As is usually the case, the “For Justice, Fairness and Equity: Think Obanliku” (shortened simply as “Think Obanliku”) movement has both supporters and opponents in the three LGAs that make up the federal constituency in focus. Its supporters argue that as a “Government of the people, by the people, for the people” democracy should be inclusive by providing equal opportunities for both the majority and the minority. On the other hand, opponents of “Think Obanliku” see the movement as romantic nonsense and argue that democracy is purely a game of numbers and that those who have the numerical advantage should always have their way. Being promoters of the erstwhile undemocratic philosophy of “Might is Right”, they leave no one in doubt of their belief that those who are numerically powerful can do whatever they wish, even if their action promotes marginalisation and oppression. They have steadfastly dismissed the “Think Obanliku” movement with a flick of the hand and make jest of its proponents and supporters. Some of them have gone ahead to criticise Rt Hon. Idagbo for unwittingly giving credence to the movement by publicly saying that “Obanliku is the most marginalised Local Government” in the constituency.

Ironically, the opponents of “Think Obanliku” are the same people that supported and applauded a similar movement, which culminated in the emergence of Sen. Professor Ben Ayade as governor of Cross River State in 2015. Cross Riverians still remember how Senator Liyel Imoke, whose leadership style transcends ethnicity and parochialism, ensured that power was transferred to the Northern Senatorial District, a district which before then had not produced a governor in the long history of Cross River State. This remarkable feat, as it were, gave the generality of the people of the state, especially the minority a sense of belonging, as they came to know that irrespective of their population and origin, they can aspire to the highest political office in the state on a rotational basis. Beneficiaries of that gesture, who are today insisting that democracy is purely about numerical strength should remember that it was not under military rule that Imoke took that brave decision, which has immortalised him in Cross River State’s political landscape. A product of justice, equity and fairness should not become the arrowhead of marginalisation in a lower political structure, where the circumstances to alienate, oppress and marginalise others favour him. He ought to be humbled and challenged by the goodwill that made him become a “strong man” in a state rich in tested and trusted political gladiators.

Let me end by inviting the opponents of “Think Obanliku” to introspection and contemplation. You need to take some minutes to imagine what would have happened if the Bekwarra/Obanliku/Obudu Federal Constituency was a state of its own. Put differently, think about what would have happened if Cross River State was not blessed with Senator Imoke and his like, who defended justice, equity and fairness. By any ideal or religious standard, it is unethical to complain of injustice and marginalisation only when we are victims.

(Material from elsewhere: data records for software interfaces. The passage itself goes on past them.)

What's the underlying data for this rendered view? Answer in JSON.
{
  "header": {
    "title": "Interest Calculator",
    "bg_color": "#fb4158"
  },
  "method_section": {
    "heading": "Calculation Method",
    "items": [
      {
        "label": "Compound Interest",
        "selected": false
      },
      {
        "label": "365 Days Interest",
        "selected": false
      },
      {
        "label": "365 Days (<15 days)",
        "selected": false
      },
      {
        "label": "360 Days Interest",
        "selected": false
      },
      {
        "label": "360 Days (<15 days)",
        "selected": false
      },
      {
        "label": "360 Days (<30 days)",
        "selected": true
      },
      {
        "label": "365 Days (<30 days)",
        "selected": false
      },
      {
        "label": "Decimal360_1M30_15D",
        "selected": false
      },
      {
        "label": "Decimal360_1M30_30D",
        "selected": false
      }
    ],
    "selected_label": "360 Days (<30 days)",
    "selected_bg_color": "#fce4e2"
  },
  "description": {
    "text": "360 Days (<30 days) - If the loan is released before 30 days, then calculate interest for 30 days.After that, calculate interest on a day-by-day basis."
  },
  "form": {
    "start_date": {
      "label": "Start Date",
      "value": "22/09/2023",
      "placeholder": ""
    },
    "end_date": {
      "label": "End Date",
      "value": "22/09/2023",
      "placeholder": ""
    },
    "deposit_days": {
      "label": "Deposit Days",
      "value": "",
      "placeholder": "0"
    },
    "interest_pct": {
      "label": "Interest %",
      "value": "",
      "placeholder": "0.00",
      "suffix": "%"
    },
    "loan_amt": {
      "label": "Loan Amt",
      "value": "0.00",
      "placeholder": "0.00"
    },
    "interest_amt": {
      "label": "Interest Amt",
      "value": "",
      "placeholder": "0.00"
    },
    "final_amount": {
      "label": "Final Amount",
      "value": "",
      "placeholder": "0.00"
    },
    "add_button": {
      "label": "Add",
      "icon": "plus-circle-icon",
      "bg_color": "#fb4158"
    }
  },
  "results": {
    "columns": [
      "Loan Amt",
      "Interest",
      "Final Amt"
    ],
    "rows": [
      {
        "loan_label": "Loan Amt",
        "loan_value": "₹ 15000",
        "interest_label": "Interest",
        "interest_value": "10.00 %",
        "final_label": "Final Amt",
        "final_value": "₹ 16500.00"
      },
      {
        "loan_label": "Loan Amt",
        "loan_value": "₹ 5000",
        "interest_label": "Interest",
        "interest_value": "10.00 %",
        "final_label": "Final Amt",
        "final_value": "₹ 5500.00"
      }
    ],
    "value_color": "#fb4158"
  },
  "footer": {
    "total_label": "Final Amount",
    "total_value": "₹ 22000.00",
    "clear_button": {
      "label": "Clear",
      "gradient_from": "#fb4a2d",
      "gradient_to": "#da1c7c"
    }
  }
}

Afterall, injustice anywhere is injustice everywhere! All lovers of justice, fairness and equity have a moral responsibility to “Think Obanliku” in their discussion of who takes over from Rt Hon Legor Idagbor in 2023. Rotation of power among the component units of any polity, however defined, is one of the surest ways of addressing alienation and marginalisation in a democracy.

Dave Imbua writes from the beautiful hills of Bendi.